New Orleans Saints fans may want to send a thank-you card to the New England Patriots based on a move a couple of weeks ago involving franchise quarterback Tom Brady. Brady and the Patriots agreed to a three-year, $27 million contract extension that keeps Brady at quarterback through the 2017 NFL season (when he will be 40) and saves New England $15 million in salary cap space by giving Brady $57 million guaranteed dollars instead of the $25 million he had before, but over a longer period of time.

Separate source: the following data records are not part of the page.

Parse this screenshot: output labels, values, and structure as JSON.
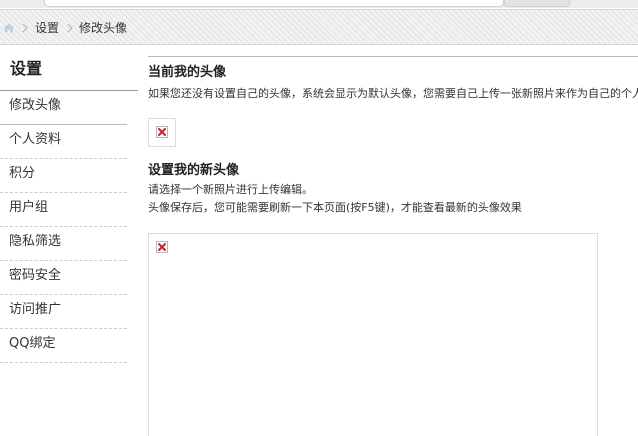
{
  "breadcrumb": {
    "items": [
      {
        "label": "设置"
      },
      {
        "label": "修改头像"
      }
    ]
  },
  "sidebar": {
    "title": "设置",
    "items": [
      {
        "label": "修改头像",
        "active": true
      },
      {
        "label": "个人资料"
      },
      {
        "label": "积分"
      },
      {
        "label": "用户组"
      },
      {
        "label": "隐私筛选"
      },
      {
        "label": "密码安全"
      },
      {
        "label": "访问推广"
      },
      {
        "label": "QQ绑定"
      }
    ]
  },
  "current_avatar": {
    "heading": "当前我的头像",
    "note": "如果您还没有设置自己的头像，系统会显示为默认头像，您需要自己上传一张新照片来作为自己的个人头像"
  },
  "new_avatar": {
    "heading": "设置我的新头像",
    "line1": "请选择一个新照片进行上传编辑。",
    "line2": "头像保存后，您可能需要刷新一下本页面(按F5键)，才能查看最新的头像效果"
  },
  "colors": {
    "broken_image_x": "#cc2222"
  },
  "icons": {
    "home": "home-icon",
    "separator": "chevron-right-icon",
    "broken_image": "broken-image-icon"
  }
}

Why should Saints fans care? Because the massive deal quarterback Drew Brees signed last season isn't cap-friendly, and the Black and Gold started this offseason $16 million to $20 million over the salary cap. It doesn't take a math genius to understand the basic principle: in order to spend money, you need money. Acquiring talent through free agency and keeping players already on the roster takes money.
Brees' cap number last season was $10.4 million; this season it will be $17.4 million, and in two years it will be $26.4 million. The highest Brady's cap number gets over the next five seasons is $15 million — in 2017. It's $13.8 million this season, $14.8 next season, $13 million in 2015 and $14 million in 2016. Brady's salaries for 2013 and 2014 are $1 million and $2 million, where in his old deal he was set to make $9.7 million in base salary for both of those seasons.
An interesting part of the contract is what I call the "Brady health provision." It specifies that his base salaries — $7 million in 2015, $8 million in 2016 and $9 million in 2017 — are guaranteed even if the team releases Brady due to an injury (it doesn't apply to diminished skills).
About this time last year, Saints management tagged Brees as a franchise player and began a long, drawn-out contract battle between the club and the quarterback. Fans and national media were quick to voice opinions that the team should pay Brees what he wanted and deserved. In their eyes, there was no question that without Brees, the Saints would not have become an NFL powerhouse, but there are consequences for using a large percentage of your cap to pay one player.
General manager Mickey Loomis has been busy as the team has restructured the deals of linebackers Curtis Lofton and David Hawthorne, defensive tackle Brodrick Bunkley, receiver Marques Colston and guards Jahri Evans and Ben Grubbs, in addition to releasing tight end Daivid Thomas. The moves still left the Saints $3 million over the cap. Defensive end Will Smith, linebacker Jonathan Vilma and likely safety Roman Harper will be the next set of players to rework their deals to remain with the team.
Loomis also will have to find money to keep starting left tackle Jermon Bushrod, who will want at least $5 million per year, and restricted free agents like center Brian De Le Puente, defensive end Junior Galette and running back Chris Ivory. If those three are tendered, it would cost just over $2 million apiece. Add the RFA deals to Bushrod's likely asking price, mixed in with being $3 million over the cap, and the Saints need to come up with at least $15 million.
Brees may not have to restructure his deal this season, but at some point it'll have to happen, especially since many other Saints players have had to restructure their deals for the sake of the team. Brady's renegotiation, where the player and team both benefit from a new or restructured contract, could provide a blueprint for a more cap-friendly deal.
The Saints will make it work this season. They'll get under the cap and bring in who they can with what money they can find. The problem is that the budget will only get tighter unless the Saints can find a way to "Brady" its Brees deal.
— Listen to Gus Kattengell's The Sports Hangover every weekday from 3 p.m-6 p.m. on 106.1 FM "The Ticket."